Still, analysts point to the vast economic ties between the regional rivals and believe this will prevent a significant confrontation. 

Aydin told Al Jazeera that, “90 percent of Iran’s natural gas exports go to Turkey and Turkey imports 20 percent of its natural gas from Iran.

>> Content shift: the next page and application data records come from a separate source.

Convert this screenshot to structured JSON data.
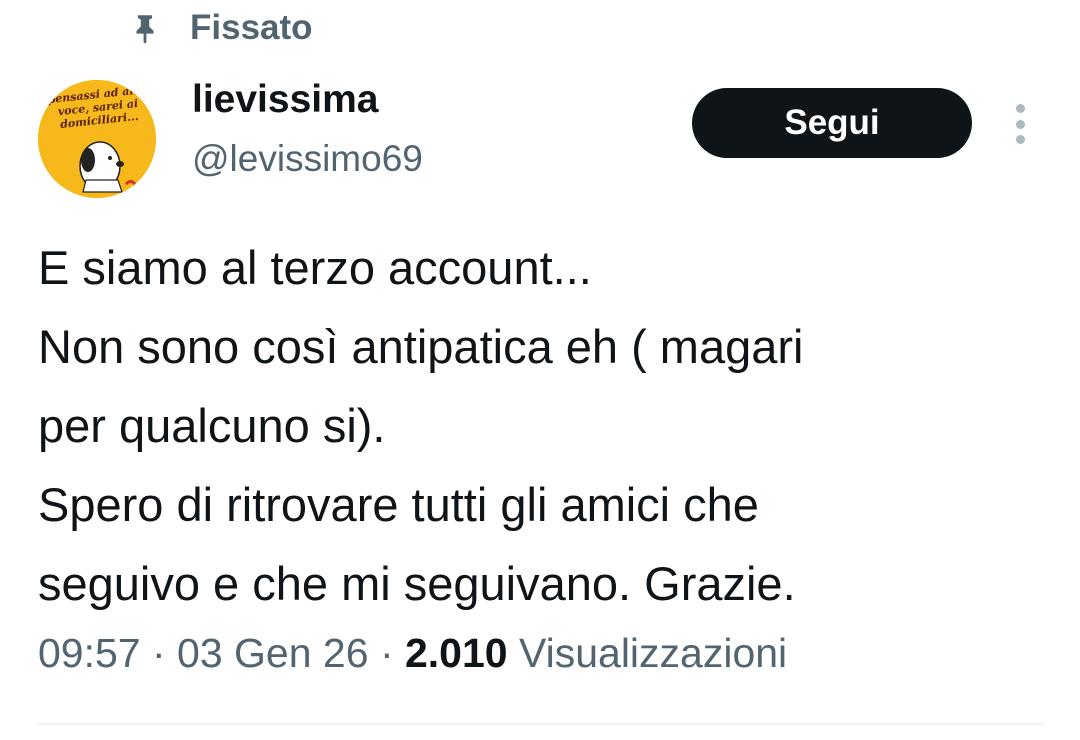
{
  "pinned": {
    "label": "Fissato",
    "icon": "pin-icon"
  },
  "author": {
    "display_name": "lievissima",
    "handle": "@levissimo69",
    "avatar_text": [
      "pensassi ad alta",
      "voce, sarei ai",
      "domiciliari..."
    ]
  },
  "actions": {
    "follow_label": "Segui",
    "more_icon": "more-vertical-icon"
  },
  "tweet": {
    "lines": [
      "E siamo al terzo account...",
      "Non sono così antipatica eh ( magari",
      "per qualcuno si).",
      "Spero di ritrovare tutti gli amici che",
      "seguivo e che mi seguivano. Grazie."
    ]
  },
  "meta": {
    "time": "09:57",
    "separator": " · ",
    "date": "03 Gen 26",
    "views_count": "2.010",
    "views_label": "Visualizzazioni"
  },
  "colors": {
    "text_primary": "#0f1419",
    "text_secondary": "#536471",
    "button_bg": "#0f1419",
    "avatar_bg": "#f6b81a"
  }
}
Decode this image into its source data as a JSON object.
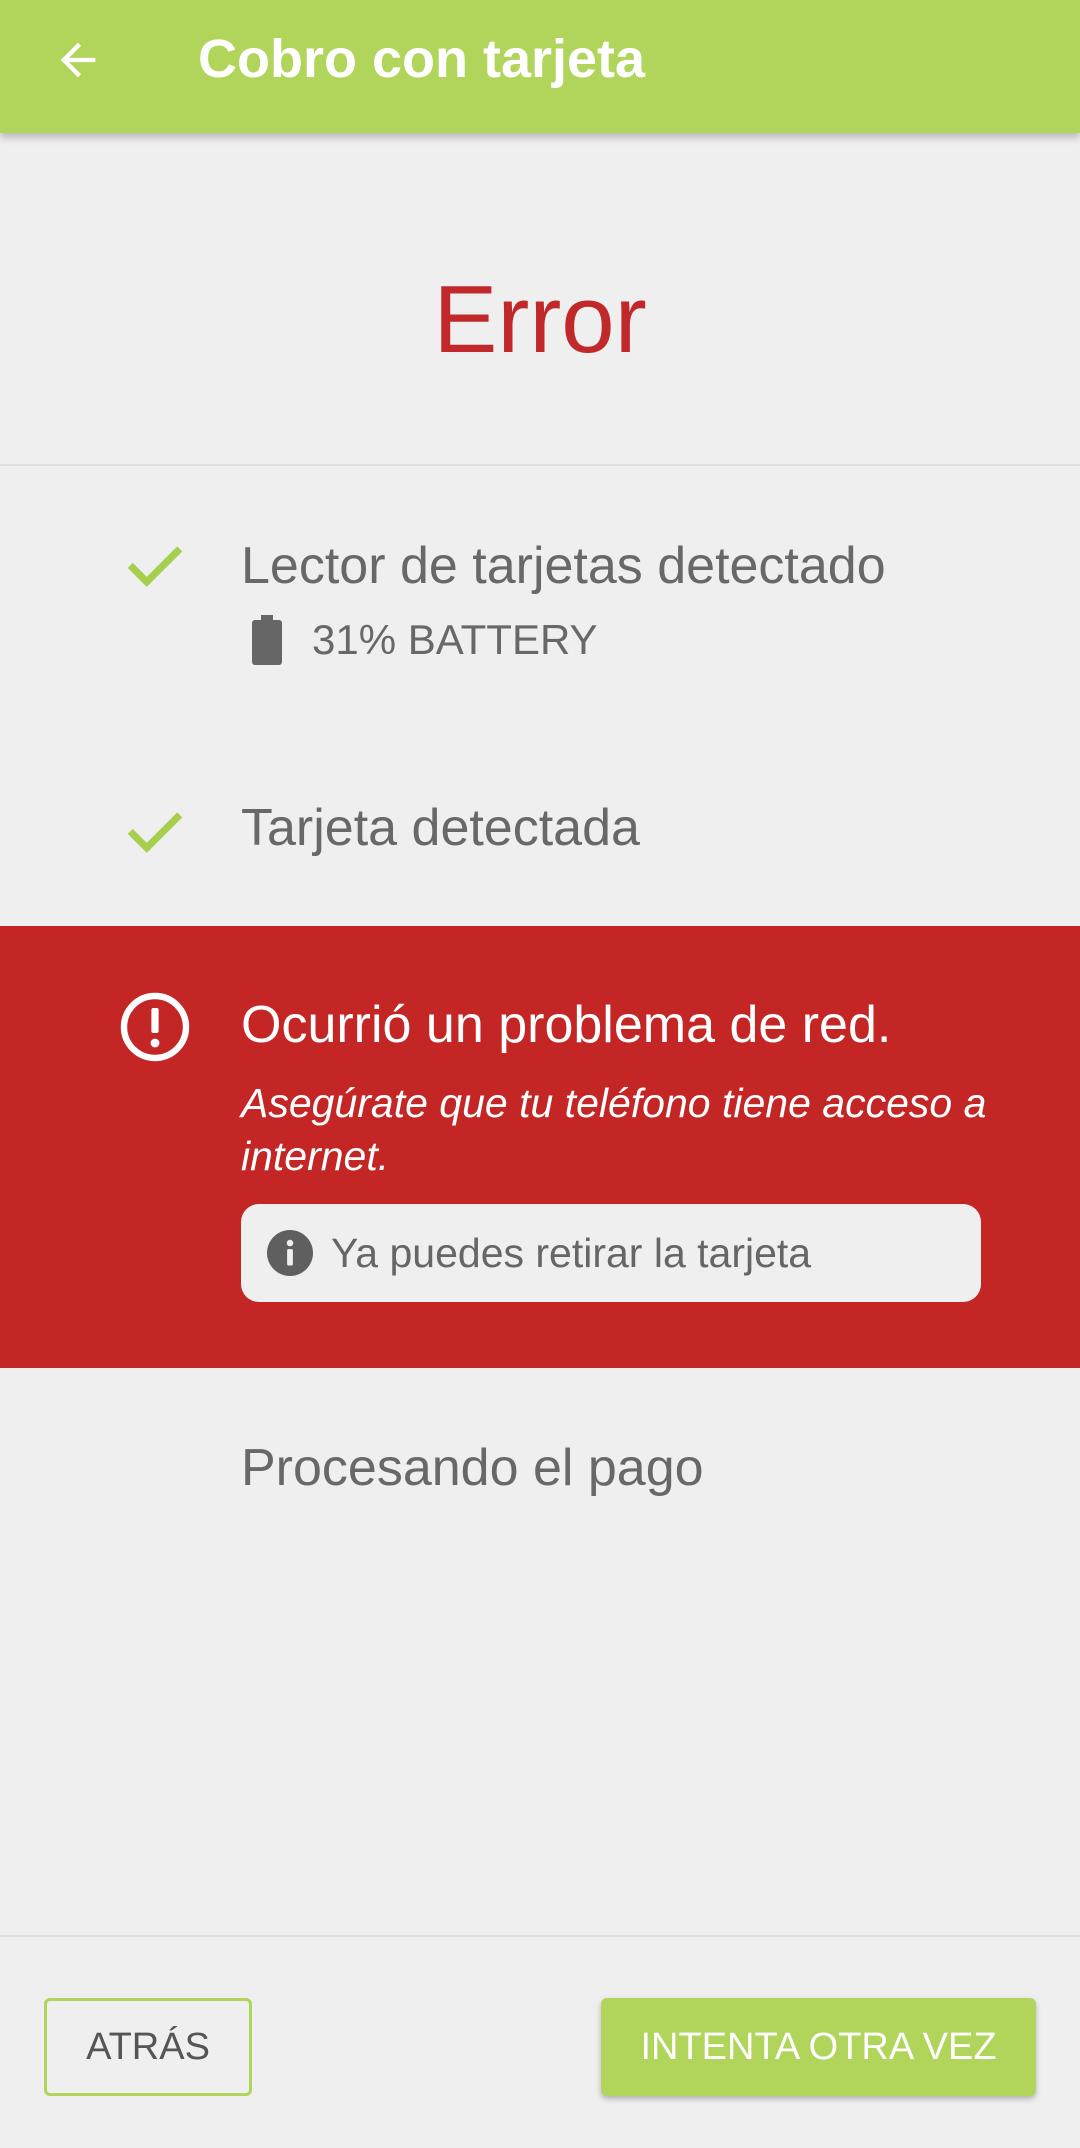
{
  "colors": {
    "accent": "#b1d45b",
    "error": "#c42626",
    "error_text": "#c0282a",
    "background": "#efefef",
    "text_secondary": "#686868"
  },
  "header": {
    "title": "Cobro con tarjeta",
    "back_icon": "arrow-back-icon"
  },
  "status": {
    "title": "Error"
  },
  "steps": [
    {
      "label": "Lector de tarjetas detectado",
      "icon": "check-icon",
      "state": "done",
      "detail": {
        "icon": "battery-icon",
        "text": "31% BATTERY"
      }
    },
    {
      "label": "Tarjeta detectada",
      "icon": "check-icon",
      "state": "done"
    },
    {
      "label": "Ocurrió un problema de red.",
      "icon": "alert-circle-icon",
      "state": "error",
      "description": "Asegúrate que tu teléfono tiene acceso a internet.",
      "notice": {
        "icon": "info-icon",
        "text": "Ya puedes retirar la tarjeta"
      }
    },
    {
      "label": "Procesando el pago",
      "state": "pending"
    }
  ],
  "footer": {
    "back_label": "ATRÁS",
    "retry_label": "INTENTA OTRA VEZ"
  }
}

Regional politics may cause tensions between the two countries, but in the light of their strong economic ties, I don’t believe the recent escalation in diplomatic tensions is going to lead to a serious confrontation.”

Although he argued that Turkey may be ready to take the economic blow to protect its regional interests, Yesilada said that economic ties between the two countries “cannot be overlooked”.

“It is true that Turkey is buying a lot of natural gas from Iran, and given that the Islamic Republic does not care too much about the international law, it may decide to close down the valves to teach Ankara a lesson,” he said. 

He noted that Turkish businesses had been investing heavily in Iran following its nuclear deal with the US.  “Yet Turkey might still be willing to face any economic threat and do everything necessary to stop Iran from extending its influence further in the Middle East, because any other scenario will be politically too costly for the country.”